- Monday: Writing (For yourself or others)
- Tuesday: Language Learning Related
- Wednesday: 4-character expressions in Japanese (on my blog exclusively)
- Thursday: Ainu Lesson (on my blog exclusively)
- Friday: Burmese Lesson (on my blog exclusively)
- Saturday: Self-Improvement
- Sunday: Self-Improvement or Language-related
In July, I realized my Ainu lessons were just translated versions of the Japanese podcast lesson I was making and it wasn’t training me to become a better writer so I took the decision to stop writing about it and switched to self-improvement or language-related articles.
It was a difficult but good decision as it allowed me to have more articles based on creativity each week.
I then decided I wouldn’t make any change for the rest of the year but, lo and behold, I have been considering doing it again for the past month or so.
This time, it would be changing the article about writing to another topic.
The reason behind this is that I feel I have been running out of ideas and it feels like I have been, again and again, writing about the same old things such as schedule, difficulties and advantages of writing and, quite ironically, finding ideas.
Yet, my 1-year challenge of writing one post a day will come to a close on December 31st and that means I have, including this article, only 7 left. Two of which will be my common monthly review.
That leaves 4.
But I just realized how positive it would be to not give up before my final deadline despite those articles almost never getting traction.
I am stubborn
And for this simple reason, giving up is already a hassle. It makes me feel bad about myself and going against what common sense would mean has always made me feel alive. I usually feel that sort of:
The world doesn’t understand what I am doing yet.
I like to believe I am just a bit “ahead of my time” even though most of the time it’s just a matter of me not being willing to accept reality.
Failure is positive
In general, we all need to accept failure, learn from it and move on with our lives. It’s easier said than done but it’s a fact we are all aware of now.
Luckily, the more stubborn you are, the more you find yourself confronted with failures.
By going against the tide, you often find yourself failing and as a stubborn person, I have lived through this many times.
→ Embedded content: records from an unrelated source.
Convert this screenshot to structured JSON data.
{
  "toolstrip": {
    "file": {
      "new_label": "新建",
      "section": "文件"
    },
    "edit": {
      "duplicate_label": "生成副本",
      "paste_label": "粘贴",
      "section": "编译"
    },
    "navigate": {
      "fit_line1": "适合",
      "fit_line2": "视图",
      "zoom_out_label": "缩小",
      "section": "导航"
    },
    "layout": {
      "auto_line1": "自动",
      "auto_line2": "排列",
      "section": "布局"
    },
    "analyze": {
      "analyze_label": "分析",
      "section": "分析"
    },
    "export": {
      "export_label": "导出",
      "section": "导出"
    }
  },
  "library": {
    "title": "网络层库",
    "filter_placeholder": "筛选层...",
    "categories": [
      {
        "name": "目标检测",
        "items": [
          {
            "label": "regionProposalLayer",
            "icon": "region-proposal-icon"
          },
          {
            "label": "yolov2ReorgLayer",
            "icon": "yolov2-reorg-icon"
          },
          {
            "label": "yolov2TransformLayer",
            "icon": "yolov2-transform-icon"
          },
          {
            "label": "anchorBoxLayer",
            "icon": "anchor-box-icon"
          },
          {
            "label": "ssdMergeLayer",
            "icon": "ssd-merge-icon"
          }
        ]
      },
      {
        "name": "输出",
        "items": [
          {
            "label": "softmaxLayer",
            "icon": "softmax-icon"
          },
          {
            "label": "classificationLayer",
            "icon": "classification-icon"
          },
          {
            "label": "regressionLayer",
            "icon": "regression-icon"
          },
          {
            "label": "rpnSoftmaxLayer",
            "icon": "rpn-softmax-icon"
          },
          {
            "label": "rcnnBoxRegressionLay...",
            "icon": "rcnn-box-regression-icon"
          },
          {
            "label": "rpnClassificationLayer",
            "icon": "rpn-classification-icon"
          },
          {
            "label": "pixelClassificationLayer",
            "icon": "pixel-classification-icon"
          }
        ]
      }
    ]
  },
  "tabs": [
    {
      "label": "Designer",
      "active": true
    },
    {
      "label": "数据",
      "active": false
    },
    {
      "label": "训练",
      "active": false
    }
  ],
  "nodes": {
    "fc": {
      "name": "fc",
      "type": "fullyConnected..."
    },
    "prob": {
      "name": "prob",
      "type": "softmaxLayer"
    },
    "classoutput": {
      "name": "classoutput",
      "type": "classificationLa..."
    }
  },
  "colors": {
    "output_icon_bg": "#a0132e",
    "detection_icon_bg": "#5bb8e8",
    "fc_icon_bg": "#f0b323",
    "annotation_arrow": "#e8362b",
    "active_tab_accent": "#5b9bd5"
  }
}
Does it feel good? No. Obviously it doesn’t.
But it also makes me a better person. For the next time.
Being a “failing” writer
Luckily, there isn’t really such a thing as a “failing” writer. There is only a writer who hasn’t found his niche or one who hasn’t gotten good enough.
In such cases, what we need is to keep going, practice and experiment more with our craft to find what truly clicks.
Creativity finds stubborn writers
Now here’s the real kicker: writers who succeed are the ones who have pushed through all the troubles and never given up, even when all seemed to point away from success.
Pushing through with a story seemingly without an ending, an article that started with a one-word idea, or even a series for which you don’t have the next part in mind at all, are all crucial sparks.
What those sparks do is push your creativity to its limits to write that next sentence, then a paragraph, a page and so on.
Despite running out of ideas for topics about writing, I find myself here, writing one more article. And then, I will continue to push my creativity to its outer limit to find more and more to write about.
Who knows, I might unlock the next creativity level for myself and realize I had been subconsciously ignoring a whole new interesting sub-topic!